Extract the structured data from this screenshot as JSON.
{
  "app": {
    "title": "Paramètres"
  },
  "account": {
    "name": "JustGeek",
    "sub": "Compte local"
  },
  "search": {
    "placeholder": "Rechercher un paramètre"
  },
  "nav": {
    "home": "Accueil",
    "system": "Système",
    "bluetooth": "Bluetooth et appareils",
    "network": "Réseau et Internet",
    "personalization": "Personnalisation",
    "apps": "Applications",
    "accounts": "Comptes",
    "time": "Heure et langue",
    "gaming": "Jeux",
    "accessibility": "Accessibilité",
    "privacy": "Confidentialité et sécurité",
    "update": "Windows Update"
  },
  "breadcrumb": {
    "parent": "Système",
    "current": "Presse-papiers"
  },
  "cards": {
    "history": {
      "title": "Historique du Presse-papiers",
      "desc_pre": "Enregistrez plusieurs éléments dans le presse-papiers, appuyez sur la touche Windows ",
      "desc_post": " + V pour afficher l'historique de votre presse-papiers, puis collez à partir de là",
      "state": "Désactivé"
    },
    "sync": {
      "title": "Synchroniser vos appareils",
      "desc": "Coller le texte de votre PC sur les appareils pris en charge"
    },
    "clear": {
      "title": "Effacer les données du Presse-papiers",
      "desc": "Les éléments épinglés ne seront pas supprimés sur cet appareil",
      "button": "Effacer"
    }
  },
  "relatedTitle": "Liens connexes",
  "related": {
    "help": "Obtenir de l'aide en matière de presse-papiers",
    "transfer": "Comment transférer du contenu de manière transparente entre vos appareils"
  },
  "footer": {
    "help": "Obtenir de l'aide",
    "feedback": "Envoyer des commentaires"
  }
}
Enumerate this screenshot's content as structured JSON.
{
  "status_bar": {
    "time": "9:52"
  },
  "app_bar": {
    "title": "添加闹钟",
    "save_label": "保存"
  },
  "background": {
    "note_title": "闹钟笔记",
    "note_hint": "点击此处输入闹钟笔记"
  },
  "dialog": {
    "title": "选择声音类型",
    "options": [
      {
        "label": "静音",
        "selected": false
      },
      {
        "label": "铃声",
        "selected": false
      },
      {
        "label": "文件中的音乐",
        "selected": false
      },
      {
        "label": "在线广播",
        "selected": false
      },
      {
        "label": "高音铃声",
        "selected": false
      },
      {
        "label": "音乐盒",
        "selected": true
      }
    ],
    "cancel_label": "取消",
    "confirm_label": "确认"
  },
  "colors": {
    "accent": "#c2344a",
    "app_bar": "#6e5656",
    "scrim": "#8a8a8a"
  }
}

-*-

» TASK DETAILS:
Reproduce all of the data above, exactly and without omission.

» ANSWER TO THE PROBLEM:
Extract the structured data from this screenshot as JSON.
{
  "app": {
    "title": "Paramètres"
  },
  "account": {
    "name": "JustGeek",
    "sub": "Compte local"
  },
  "search": {
    "placeholder": "Rechercher un paramètre"
  },
  "nav": {
    "home": "Accueil",
    "system": "Système",
    "bluetooth": "Bluetooth et appareils",
    "network": "Réseau et Internet",
    "personalization": "Personnalisation",
    "apps": "Applications",
    "accounts": "Comptes",
    "time": "Heure et langue",
    "gaming": "Jeux",
    "accessibility": "Accessibilité",
    "privacy": "Confidentialité et sécurité",
    "update": "Windows Update"
  },
  "breadcrumb": {
    "parent": "Système",
    "current": "Presse-papiers"
  },
  "cards": {
    "history": {
      "title": "Historique du Presse-papiers",
      "desc_pre": "Enregistrez plusieurs éléments dans le presse-papiers, appuyez sur la touche Windows ",
      "desc_post": " + V pour afficher l'historique de votre presse-papiers, puis collez à partir de là",
      "state": "Désactivé"
    },
    "sync": {
      "title": "Synchroniser vos appareils",
      "desc": "Coller le texte de votre PC sur les appareils pris en charge"
    },
    "clear": {
      "title": "Effacer les données du Presse-papiers",
      "desc": "Les éléments épinglés ne seront pas supprimés sur cet appareil",
      "button": "Effacer"
    }
  },
  "relatedTitle": "Liens connexes",
  "related": {
    "help": "Obtenir de l'aide en matière de presse-papiers",
    "transfer": "Comment transférer du contenu de manière transparente entre vos appareils"
  },
  "footer": {
    "help": "Obtenir de l'aide",
    "feedback": "Envoyer des commentaires"
  }
}
Enumerate this screenshot's content as structured JSON.
{
  "status_bar": {
    "time": "9:52"
  },
  "app_bar": {
    "title": "添加闹钟",
    "save_label": "保存"
  },
  "background": {
    "note_title": "闹钟笔记",
    "note_hint": "点击此处输入闹钟笔记"
  },
  "dialog": {
    "title": "选择声音类型",
    "options": [
      {
        "label": "静音",
        "selected": false
      },
      {
        "label": "铃声",
        "selected": false
      },
      {
        "label": "文件中的音乐",
        "selected": false
      },
      {
        "label": "在线广播",
        "selected": false
      },
      {
        "label": "高音铃声",
        "selected": false
      },
      {
        "label": "音乐盒",
        "selected": true
      }
    ],
    "cancel_label": "取消",
    "confirm_label": "确认"
  },
  "colors": {
    "accent": "#c2344a",
    "app_bar": "#6e5656",
    "scrim": "#8a8a8a"
  }
}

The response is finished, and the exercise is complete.